As an agriculturalist, I’ve been gifted with skills of raising and growing quite an enviable number of beings in shades of perennials, annuals, bi-annuals, two legged, four legged and in a few cases from no-legged to reasonably legged creatures and beings. Am a raiser, it’s not bragging, it’s just who Iam. This is stuff am good at. The raising, the growing and all things nurturing.
Boom!! Comes the raising of a 3 year old daughter as a single father. It should be the simplest of tasks if your resume reads a lot like mine. The raising, the growing and stuff.
Consider: If you’ve given back life to a 30 year old hectare of Coffea species and you’ve grasped quite well the basic concepts of caring for a 200 strong herd of 300 pound beasts that bray, then certainly a 25 pound little miss sunshine shouldn’t be much of a task.
I didn’t coin the phrase, “pride comes right before a fall”. That’s why it shocks me that it’s this very stupid phrase that seems so ill bent on denying me my hard earned and well deserved father of the year accolade.
Every single father’s hope is that google will have all the working answers to the requirements and basic needs to raising a 3 year old princess.
Consider: Google says every princess should have a tiara, so I bought that; It says smoking is no good for children below the age of 70, just for her, I stopped smoking before I even tried. That’s a whopping 30 years of no nicotine I’ve lost just to put my baby in the right place; It further claims that soberness is prime when parenting…I don’t know how that ties in with being a good father but I settled for moderation.
Now, just like the father of the year I so desperately want to be, I made a few tweaks to my game. I subscribed to Quora, I consult Bing often, flipboard and Wikipedia come thrice a day and not forgetting every free app about single fatherhood the web has to offer. And those are not many. It’s judged that every single father out there must have been a jackass who treated their spouse so bad they had to leave or die and leave the baby to them. So we have to buy our apps.
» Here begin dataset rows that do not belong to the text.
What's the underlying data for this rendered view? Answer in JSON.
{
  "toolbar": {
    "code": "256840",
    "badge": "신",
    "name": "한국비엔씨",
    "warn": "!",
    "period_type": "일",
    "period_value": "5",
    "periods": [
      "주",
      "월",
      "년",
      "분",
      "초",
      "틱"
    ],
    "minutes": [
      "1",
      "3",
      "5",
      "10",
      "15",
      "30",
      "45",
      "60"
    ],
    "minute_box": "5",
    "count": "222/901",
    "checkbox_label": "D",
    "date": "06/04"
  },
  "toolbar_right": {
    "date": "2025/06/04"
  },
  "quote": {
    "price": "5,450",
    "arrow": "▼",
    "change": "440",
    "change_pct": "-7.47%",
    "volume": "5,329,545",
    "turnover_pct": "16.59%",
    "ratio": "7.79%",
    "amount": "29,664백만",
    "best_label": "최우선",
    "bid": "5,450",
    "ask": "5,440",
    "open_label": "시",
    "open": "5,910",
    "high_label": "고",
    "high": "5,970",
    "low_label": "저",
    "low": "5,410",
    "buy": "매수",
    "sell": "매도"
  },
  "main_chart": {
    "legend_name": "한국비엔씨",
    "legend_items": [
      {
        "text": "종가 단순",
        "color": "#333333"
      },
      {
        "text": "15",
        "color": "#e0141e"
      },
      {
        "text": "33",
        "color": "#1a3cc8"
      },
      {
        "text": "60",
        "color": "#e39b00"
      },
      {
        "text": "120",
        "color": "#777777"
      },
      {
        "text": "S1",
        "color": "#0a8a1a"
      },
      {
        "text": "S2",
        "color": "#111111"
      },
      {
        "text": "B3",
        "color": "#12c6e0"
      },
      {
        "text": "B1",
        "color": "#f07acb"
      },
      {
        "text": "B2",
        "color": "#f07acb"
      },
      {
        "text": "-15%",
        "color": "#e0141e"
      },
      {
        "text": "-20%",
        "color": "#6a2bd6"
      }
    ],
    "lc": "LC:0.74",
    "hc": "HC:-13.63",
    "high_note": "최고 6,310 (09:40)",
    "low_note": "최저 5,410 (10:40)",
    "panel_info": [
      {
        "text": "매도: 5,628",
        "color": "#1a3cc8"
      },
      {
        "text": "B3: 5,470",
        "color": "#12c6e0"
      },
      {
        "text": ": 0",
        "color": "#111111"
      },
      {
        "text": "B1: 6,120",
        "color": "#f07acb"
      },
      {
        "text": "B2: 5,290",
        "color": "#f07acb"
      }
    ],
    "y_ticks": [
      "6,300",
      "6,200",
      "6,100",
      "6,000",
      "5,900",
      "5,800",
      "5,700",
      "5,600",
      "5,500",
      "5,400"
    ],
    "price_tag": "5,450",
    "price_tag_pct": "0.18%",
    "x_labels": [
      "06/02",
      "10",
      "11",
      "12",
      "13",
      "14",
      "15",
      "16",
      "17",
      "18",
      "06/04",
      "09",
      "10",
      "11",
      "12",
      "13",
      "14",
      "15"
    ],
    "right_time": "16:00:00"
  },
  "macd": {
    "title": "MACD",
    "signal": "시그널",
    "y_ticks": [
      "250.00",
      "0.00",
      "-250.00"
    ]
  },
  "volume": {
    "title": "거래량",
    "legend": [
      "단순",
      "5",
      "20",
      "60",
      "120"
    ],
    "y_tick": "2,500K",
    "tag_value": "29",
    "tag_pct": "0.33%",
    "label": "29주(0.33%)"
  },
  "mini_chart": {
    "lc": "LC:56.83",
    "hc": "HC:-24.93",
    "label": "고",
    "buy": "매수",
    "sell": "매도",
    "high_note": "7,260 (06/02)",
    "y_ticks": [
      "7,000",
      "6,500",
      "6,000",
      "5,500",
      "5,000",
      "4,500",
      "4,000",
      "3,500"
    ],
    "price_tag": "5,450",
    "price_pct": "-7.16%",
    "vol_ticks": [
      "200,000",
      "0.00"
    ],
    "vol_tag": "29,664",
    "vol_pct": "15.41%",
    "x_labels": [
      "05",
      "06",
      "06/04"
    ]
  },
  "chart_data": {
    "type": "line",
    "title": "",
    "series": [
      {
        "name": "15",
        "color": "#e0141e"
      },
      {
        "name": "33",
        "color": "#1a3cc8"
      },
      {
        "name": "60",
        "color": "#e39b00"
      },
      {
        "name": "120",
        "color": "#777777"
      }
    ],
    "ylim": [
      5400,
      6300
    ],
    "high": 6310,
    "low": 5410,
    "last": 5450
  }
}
Again, the trumpet I blow isn’t mine, so I’ll blow it. I’ve been numerously reviewed and envied as a great cook and it’s until Little Miss Sunshine started to eat solid foods that I started to question the honesty of my earlier reviewers. She selects her preferred food for the day and at the privilege of her own resident 5 star chef (kind reminder: yours truly) it’s prepared in the most fatherly yet professional way possible. Quarter a serving of my delicately prepared meal (of her earlier selected assortment of foods) will take time for her to push down (previously hours with threats but I’ve now got a grip on bribes, so it takes a little shorter time for her).
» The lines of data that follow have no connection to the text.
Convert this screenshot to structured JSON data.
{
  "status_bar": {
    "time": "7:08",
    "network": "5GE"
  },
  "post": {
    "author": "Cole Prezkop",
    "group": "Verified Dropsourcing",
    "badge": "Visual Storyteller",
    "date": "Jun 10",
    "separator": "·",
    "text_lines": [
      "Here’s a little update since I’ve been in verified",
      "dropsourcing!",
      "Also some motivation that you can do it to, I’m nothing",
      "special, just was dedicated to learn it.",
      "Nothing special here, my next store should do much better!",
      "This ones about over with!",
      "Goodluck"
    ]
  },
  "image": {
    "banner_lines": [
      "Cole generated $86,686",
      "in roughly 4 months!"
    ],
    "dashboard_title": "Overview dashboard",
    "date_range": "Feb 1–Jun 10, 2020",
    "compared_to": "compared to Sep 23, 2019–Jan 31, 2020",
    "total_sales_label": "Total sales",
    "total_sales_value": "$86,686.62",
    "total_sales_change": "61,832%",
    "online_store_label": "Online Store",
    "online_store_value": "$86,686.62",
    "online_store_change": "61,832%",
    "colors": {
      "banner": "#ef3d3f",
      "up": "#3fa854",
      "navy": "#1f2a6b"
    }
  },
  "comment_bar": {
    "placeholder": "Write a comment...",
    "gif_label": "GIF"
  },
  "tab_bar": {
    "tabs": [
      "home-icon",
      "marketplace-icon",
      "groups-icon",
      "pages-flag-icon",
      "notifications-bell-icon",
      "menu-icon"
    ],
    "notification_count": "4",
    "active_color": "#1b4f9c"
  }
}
I’d like it to go on record that I’ve monitored Little Miss Sunshine’s feeding habits both at my parents’ and at my sister’s and I’ve come to the naked reality that her feeding has nothing to do with good food(we all prepare good food), she just prefers hers prepared by fellow women. It’s a sexist thing, totally unprofessional.
I’ve learnt lessons.
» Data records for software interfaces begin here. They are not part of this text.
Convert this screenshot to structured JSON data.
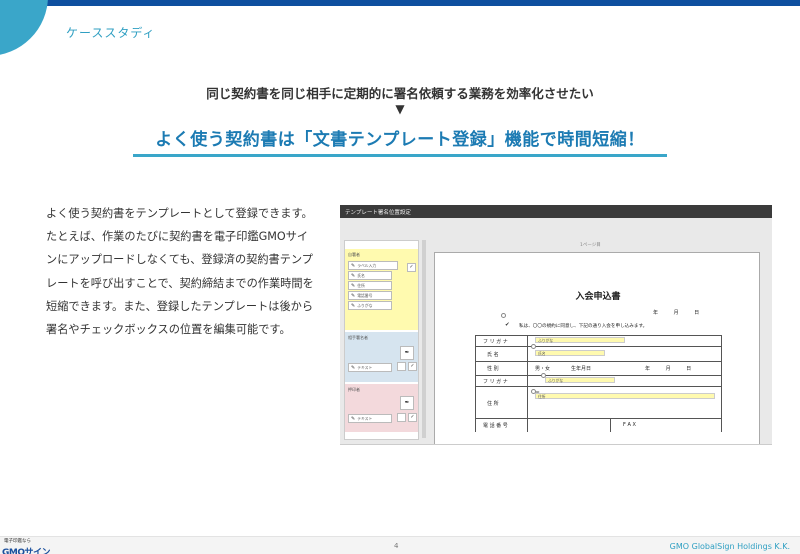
{
  "header": {
    "section": "ケーススタディ"
  },
  "title": {
    "subtitle": "同じ契約書を同じ相手に定期的に署名依頼する業務を効率化させたい",
    "arrow": "▼",
    "headline": "よく使う契約書は「文書テンプレート登録」機能で時間短縮！"
  },
  "body": {
    "text": "よく使う契約書をテンプレートとして登録できます。たとえば、作業のたびに契約書を電子印鑑GMOサインにアップロードしなくても、登録済の契約書テンプレートを呼び出すことで、契約締結までの作業時間を短縮できます。また、登録したテンプレートは後から署名やチェックボックスの位置を編集可能です。"
  },
  "screenshot": {
    "window_title": "テンプレート署名位置設定",
    "page_label": "1ページ目",
    "panel": {
      "group1_label": "自署者",
      "items": [
        "ラベル入力",
        "氏名",
        "住所",
        "電話番号",
        "ふりがな"
      ],
      "group2_label": "相手署名者",
      "group2_field": "テキスト",
      "group3_label": "押印者",
      "group3_field": "テキスト"
    },
    "doc": {
      "title": "入会申込書",
      "date": "年 月 日",
      "note": "私は、〇〇の規約に同意し、下記の通り入会を申し込みます。",
      "field_furigana": "ふりがな",
      "field_name": "氏名",
      "field_address": "住所",
      "rows": {
        "furigana1": "フ リ ガ ナ",
        "name": "氏 名",
        "gender_label": "性 別",
        "gender_value": "男・女",
        "birth_label": "生年月日",
        "birth_value": "年 月 日",
        "furigana2": "フ リ ガ ナ",
        "address": "住 所",
        "postal": "〒",
        "phone": "電 話 番 号",
        "fax": "F A X"
      }
    }
  },
  "footer": {
    "logo_small": "電子印鑑なら",
    "logo_main": "GMOサイン",
    "page_number": "4",
    "company": "GMO GlobalSign Holdings K.K."
  },
  "colors": {
    "accent": "#1c7bb3",
    "topbar": "#0e4f9f",
    "teal": "#3aa6c9"
  }
}
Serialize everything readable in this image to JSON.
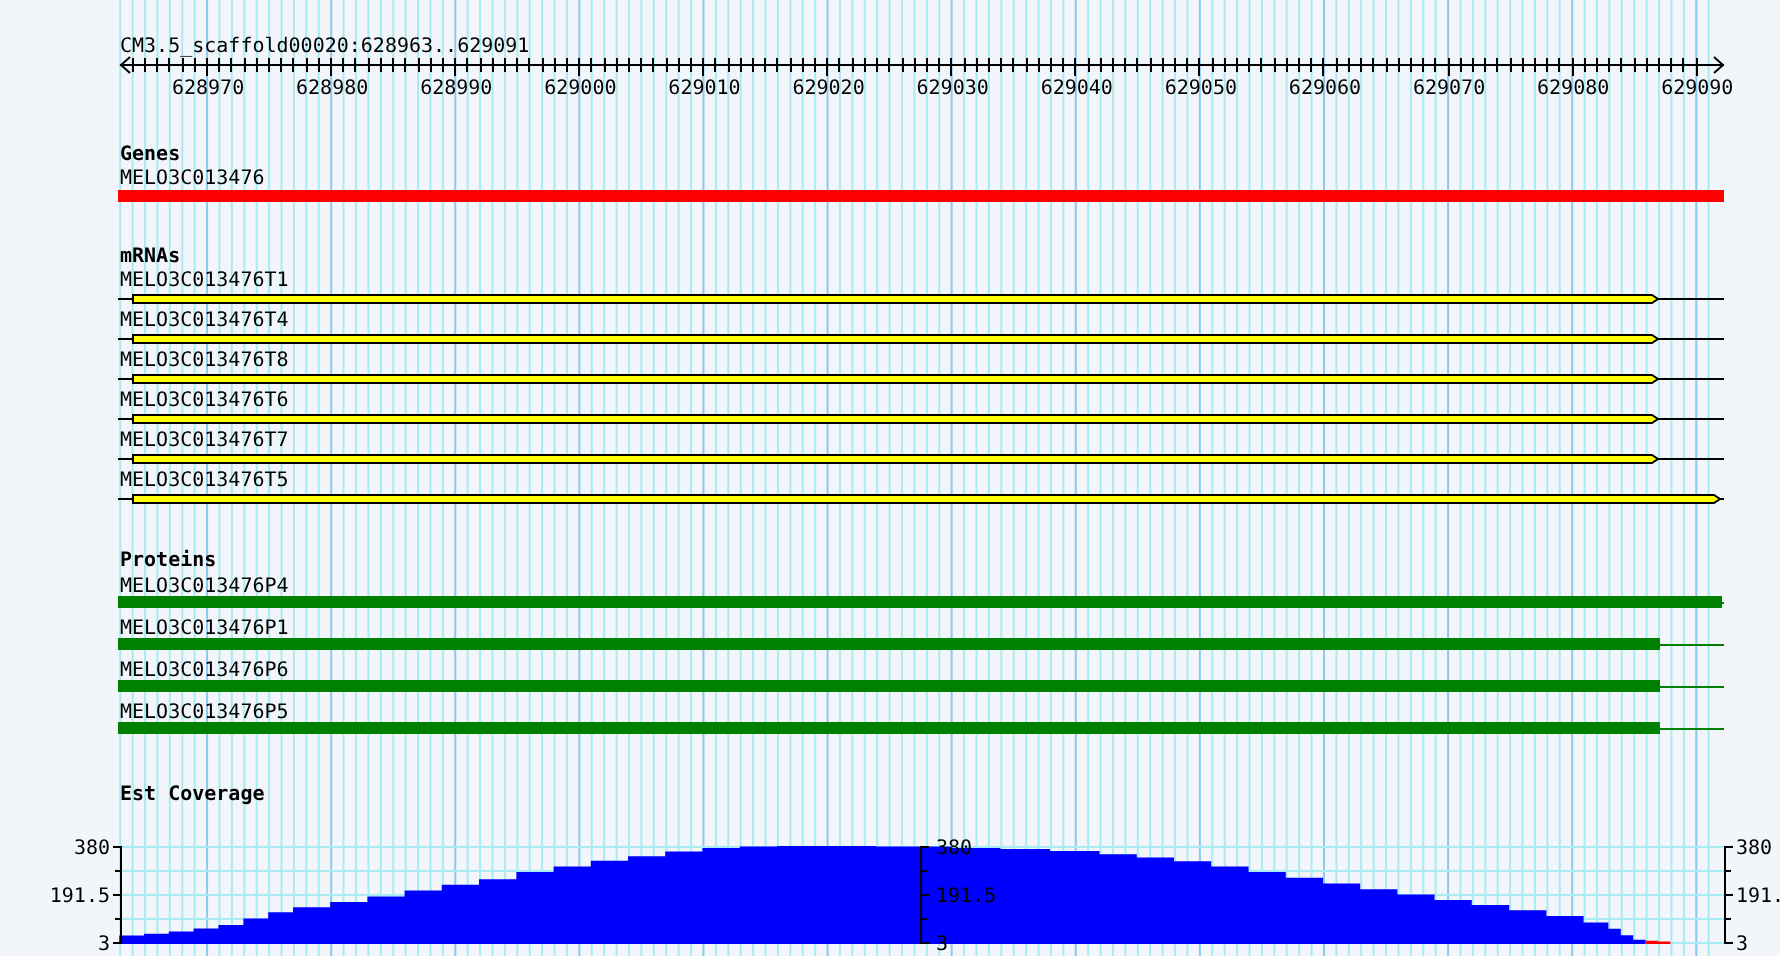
{
  "ruler": {
    "label": "CM3.5_scaffold00020:628963..629091",
    "ticks": [
      "628970",
      "628980",
      "628990",
      "629000",
      "629010",
      "629020",
      "629030",
      "629040",
      "629050",
      "629060",
      "629070",
      "629080",
      "629090"
    ]
  },
  "tracks": [
    {
      "kind": "genes",
      "title": "Genes",
      "color": "#ff0000",
      "features": [
        {
          "name": "MELO3C013476",
          "kind": "full"
        }
      ]
    },
    {
      "kind": "mrnas",
      "title": "mRNAs",
      "color": "#ffff00",
      "features": [
        {
          "name": "MELO3C013476T1",
          "kind": "partial"
        },
        {
          "name": "MELO3C013476T4",
          "kind": "partial"
        },
        {
          "name": "MELO3C013476T8",
          "kind": "partial"
        },
        {
          "name": "MELO3C013476T6",
          "kind": "partial"
        },
        {
          "name": "MELO3C013476T7",
          "kind": "partial"
        },
        {
          "name": "MELO3C013476T5",
          "kind": "full"
        }
      ]
    },
    {
      "kind": "proteins",
      "title": "Proteins",
      "color": "#008000",
      "features": [
        {
          "name": "MELO3C013476P4",
          "kind": "full"
        },
        {
          "name": "MELO3C013476P1",
          "kind": "partial"
        },
        {
          "name": "MELO3C013476P6",
          "kind": "partial"
        },
        {
          "name": "MELO3C013476P5",
          "kind": "partial"
        }
      ]
    },
    {
      "kind": "coverage",
      "title": "Est Coverage",
      "axes": [
        {
          "labels": [
            "380",
            "191.5",
            "3"
          ]
        },
        {
          "labels": [
            "380",
            "191.5",
            "3"
          ]
        },
        {
          "labels": [
            "380",
            "191.",
            "3"
          ]
        }
      ]
    }
  ]
}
Lesson one: I used to buy beauty magazines. Then I was told e-beauty magazines and apps were the in thing, I switched to those. I know the difference between a weave and wig, great. Until 3 years ago, I thought baby jelly was indeed baby jelly. A month ago I had to return a blue ribbon baby jelly in exchange for pink. Little Miss Sunshine liked hers pink after watching “Princess and Popstar” at Sarah, my sister’s. Conclusion: these magazines and apps probably don’t work, none mentioned the connection between blue, pink, baby jelly and a healthy skin.
Lesson Two: There aint such a thing as baby dolls. They are babies too. One is Sofia and the other Miranda. These babies are routinely washed and have to be tucked in bed with Same time as Miss Sunshine,daily. I can settle for that.
Lesson Three: Little Miss Sunshine tells me she loves me often and in a way that’s the most pure and honest of ways anybody has or could ever say it, to the embarrassingly selfish, narcissistic, un-understanding douchebag that I am.
Lesson Four: Tomorrow we’ll be buying my lovely little lady new shoes. She can choose not to like them and am OK with that, she’s a princess. At the end of the long winding road of dos, don’ts, done(s) and not done(s), I know she means well and has taught me to mean so as well. She loves me, a privilege so sacred I only get it from her.
Lesson Five: There’ll always be a lesson for every year of her growth, you just have to be kin to learn.
Here’s to my amazingly awesome life tutor, the daughter worth every lesson had and everyone of those yet to come, the lovely and ever shining light of a lady…Kenneda Kuddiza Zimwe.
(Credits to the consultative manual availed to me by my parents, Cranmer and Margaret, and my Sister Sarah for the toll free consultations she gives)
A #Zimwe Creation 2015©http://#zimwe.wordpress.com/Gratitude prose/Volume I